The protection measures for the sites are satisfactory; in both cases they have led to municipal general plans of land use and the control of construction works projects which could affect the sites. These urban and rural planning measures also apply to the buffer zones. At Almadén however, the existence of projects which could have a visual impact on the property and the belated inclusion of the property and its boundaries in the municipal general plan demonstrate the need for closer cooperation between the municipal authorities and the property management entity. For both sites, a satisfactory local management system exists, and the overarching International Committee for the coordination of the serial property has demonstrated that it functions satisfactorily.

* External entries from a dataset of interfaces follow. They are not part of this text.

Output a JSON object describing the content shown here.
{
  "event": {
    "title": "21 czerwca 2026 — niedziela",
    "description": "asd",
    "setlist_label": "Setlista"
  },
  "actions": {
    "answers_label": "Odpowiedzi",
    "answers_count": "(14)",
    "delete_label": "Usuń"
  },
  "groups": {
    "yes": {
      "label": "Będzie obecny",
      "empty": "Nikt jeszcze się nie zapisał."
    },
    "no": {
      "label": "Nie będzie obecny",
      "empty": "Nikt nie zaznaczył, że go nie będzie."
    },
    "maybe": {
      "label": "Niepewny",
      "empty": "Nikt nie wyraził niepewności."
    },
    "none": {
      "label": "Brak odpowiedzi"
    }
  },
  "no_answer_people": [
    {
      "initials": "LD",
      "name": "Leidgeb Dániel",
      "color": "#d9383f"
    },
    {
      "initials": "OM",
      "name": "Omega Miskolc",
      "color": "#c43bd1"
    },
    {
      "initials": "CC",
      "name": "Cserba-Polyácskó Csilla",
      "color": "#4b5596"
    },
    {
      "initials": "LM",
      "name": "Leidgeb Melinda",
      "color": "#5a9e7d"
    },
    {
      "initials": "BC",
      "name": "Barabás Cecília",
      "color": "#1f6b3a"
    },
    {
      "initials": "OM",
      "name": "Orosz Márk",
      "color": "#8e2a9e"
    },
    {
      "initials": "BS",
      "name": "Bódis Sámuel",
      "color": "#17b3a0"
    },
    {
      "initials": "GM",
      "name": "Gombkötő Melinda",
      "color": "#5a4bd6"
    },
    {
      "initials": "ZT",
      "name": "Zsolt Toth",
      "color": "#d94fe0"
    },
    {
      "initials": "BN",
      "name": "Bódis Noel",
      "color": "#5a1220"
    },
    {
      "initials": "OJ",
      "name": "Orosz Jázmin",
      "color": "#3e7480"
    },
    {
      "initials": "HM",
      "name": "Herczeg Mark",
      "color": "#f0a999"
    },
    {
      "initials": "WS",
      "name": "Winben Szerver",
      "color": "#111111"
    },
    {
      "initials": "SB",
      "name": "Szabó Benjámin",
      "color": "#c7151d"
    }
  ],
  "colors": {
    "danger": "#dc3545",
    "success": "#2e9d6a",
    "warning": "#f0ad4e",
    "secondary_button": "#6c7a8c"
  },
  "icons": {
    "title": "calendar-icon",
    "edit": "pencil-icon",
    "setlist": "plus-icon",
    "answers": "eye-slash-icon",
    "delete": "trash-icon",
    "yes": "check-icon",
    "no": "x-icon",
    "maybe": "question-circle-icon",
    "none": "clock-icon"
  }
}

The sites forming part of the proposed series constitute the most noteworthy examples of mercury mines in the world and because of this they have had an important role in the history of humanity, from ancient times up to the present day. Their moment of greatest historical significance was at the point when they complemented each other to achieve the production that was sent to America along Intercontinental Camino Real of the Spanish Empire, from Europe to Spanish America.
It dates from the second half of the 16 th Century, when the mercury amalgamation process made possible the large-scale exploitation of the silver of New Spain. Europe and America were closely tied together in a structure linking ports and cities, peoples and communication nodes in order to ensure the stability of the economic model of trading monopolies and other cultural and spiritual values developed by the Spanish Monarchy to serve as the basis or the goal of the Empire.
The transcendence of this phenomenon was such that while it marked the territorial structure of America, among other aspects, it also influenced the subsequent development of the mercury culture on both sides of the Atlantic and has continued to the present day.
A relative rare metal, liquid at room temperature, mercury is produced only by a few mines across the world, of which the largest is at Almadén in Spain and the second largest at Idrija in Slovenia. In addition to the aforementioned historical link, there are many similarities between the two mining complexes in terms of other historical periods, the way in which the population responded to the difficult living conditions of mercury production, and especially the amazing technical and scientific response to all kinds of challenges. They jointly form a set of assets constituting a serial property representing a complex and inter complementary mercury mining engineering methods and related industrial and technical development from the Roman Empire time to the fi rst years of the 21th century.It also offers a complete panorama of the different uses and utilities of mercury throughout history. Source: UNESCO/CLT/WHC